Inside the Walls: An Internal Design/Building Process
Robert Cavenagh- Dickinson College
What is the progression, growth, vision and lessons learned involved in the successful redesign of classrooms to accommodate instructional technology? At Dickinson College, the focus was on group learning stations and the way in which space could be used to allow for productive interaction between students. Standardization across electronic classrooms helped to provide simple operation and keep costs low.

Laboratories for 21st Century Students, Science & Technology
Richard Heinz- Research Facilities Design
Trends in laboratory design have changed as student learning styles and different pedagogical approaches adapted to those styles have become more common. In designing renovated or new facilities to support such learning environments, institutions must consider many issues, including designing flexibility into the design to allow for new technologies as they come online, and more mundane, yet often overlooked issues as narrow aisles and blocked lines of sight.

Renovations that Can Accommodate Emerging Technologies
The Freelon Group
As institutions prepare for renovations that will feature emergining technologies, they must consider need, budget, compatibility of existing structure, technology improvements, and the desired classroom type(s).

The Impact of Technology on Learning Environments
Anshen + Allen, LA
Shepley Bulfinch Richards & Abbott
There is a critical link between what is taught, how it is taught, where it is taught, and the use of new technologies. The impact of web-assisted technology on learning environments must be considered in the context of the goals set for student learning.

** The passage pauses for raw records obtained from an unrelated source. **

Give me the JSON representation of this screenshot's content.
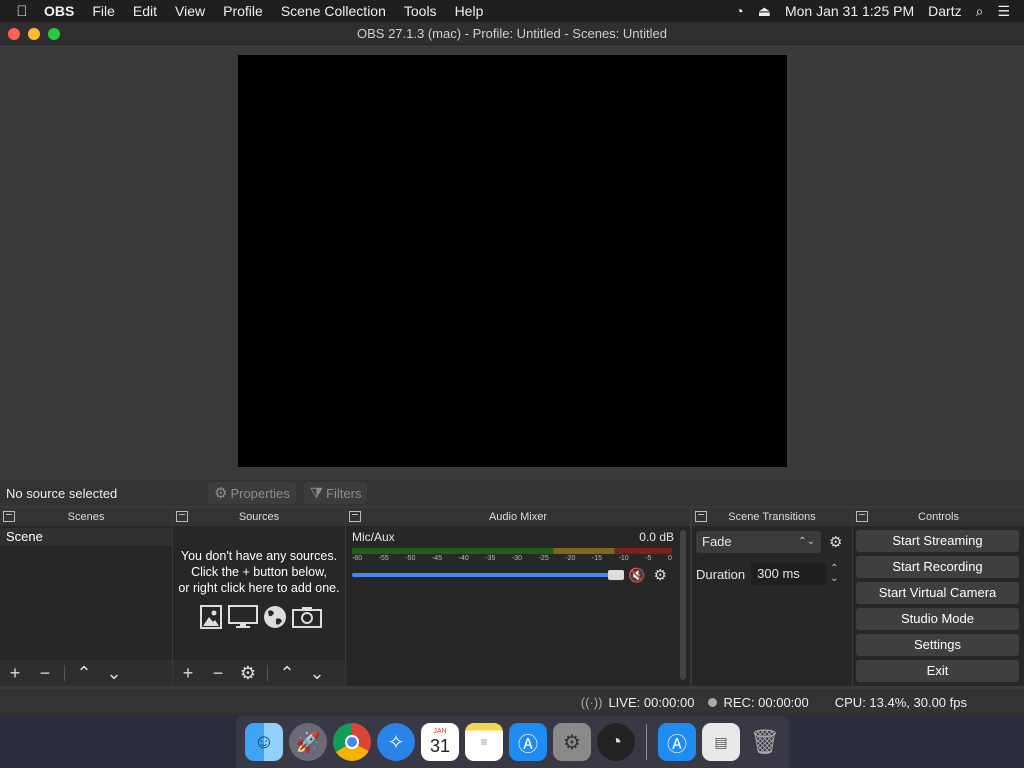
{
  "menubar": {
    "app_name": "OBS",
    "items": [
      "File",
      "Edit",
      "View",
      "Profile",
      "Scene Collection",
      "Tools",
      "Help"
    ],
    "clock": "Mon Jan 31  1:25 PM",
    "user": "Dartz"
  },
  "window": {
    "title": "OBS 27.1.3 (mac) - Profile: Untitled - Scenes: Untitled"
  },
  "source_toolbar": {
    "status": "No source selected",
    "properties_label": "Properties",
    "filters_label": "Filters"
  },
  "scenes": {
    "header": "Scenes",
    "items": [
      "Scene"
    ]
  },
  "sources": {
    "header": "Sources",
    "empty_line1": "You don't have any sources.",
    "empty_line2": "Click the + button below,",
    "empty_line3": "or right click here to add one."
  },
  "mixer": {
    "header": "Audio Mixer",
    "channel_name": "Mic/Aux",
    "channel_db": "0.0 dB",
    "ticks": [
      "-60",
      "-55",
      "-50",
      "-45",
      "-40",
      "-35",
      "-30",
      "-25",
      "-20",
      "-15",
      "-10",
      "-5",
      "0"
    ]
  },
  "transitions": {
    "header": "Scene Transitions",
    "selected": "Fade",
    "duration_label": "Duration",
    "duration_value": "300 ms"
  },
  "controls": {
    "header": "Controls",
    "buttons": [
      "Start Streaming",
      "Start Recording",
      "Start Virtual Camera",
      "Studio Mode",
      "Settings",
      "Exit"
    ]
  },
  "statusbar": {
    "live": "LIVE: 00:00:00",
    "rec": "REC: 00:00:00",
    "cpu": "CPU: 13.4%, 30.00 fps"
  },
  "dock": {
    "calendar_month": "JAN",
    "calendar_day": "31"
  },
  "colors": {
    "menubar": "#1f1f20",
    "window": "#3a3a3a",
    "panel": "#272727",
    "accent": "#3d8af7",
    "mute": "#ee3333"
  }
}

Facilities that support research-rich learning environments

Creating Spaces that Support Active Hands-on Investigation
James Baird- Holabird & Root
Through the proper use of appropriate technology, group learning across disciplines can be attained. Looking at common spaces, classrooms and laboratories illustrates how the room will vary according to the purpose. The space should serve the user and allow for future flexibility.

Laboratory Renovation
Louis Hartman- HarleyEllis
The process of planning new or renovated laboratory space must address ten major concerns, including addressing near- and long-term goals for student learning, the placement of laboratory renovation in the campus master renovation/construction plan, and the special requirements of hands-on undergraduate student labs.

Facilities that support interdisciplinary programs

Designing Spaces that Serve Research-Rich Learning Environments
Michael C. Lauber- Ellenzweig Associates
As the nature of science becomes more interdisciplinary, the teaching and learning spaces for undergraduate STEM must reflect this trend. As institutions address this trend, they must consider the costs, both evident and hidden, of spaces dedicated to single disciplines versus those designed for interdisciplinary science.

Facilities that help to ensure scientific literacy for all students

Informal Learning in an Emersive Educational Environment
Peter Kuttner- Cambridge Seven Associates
In the design of facilities, institutions must remember that the learning environment is a product that must be developed. The process of developing formal and informal learning environments is one of recognizing a student learning goals, developing an understanding of these goals, proposing possible methods to achieve them, selecting the best design to enable such methods, and measuring the outcomes of such methods and facilities.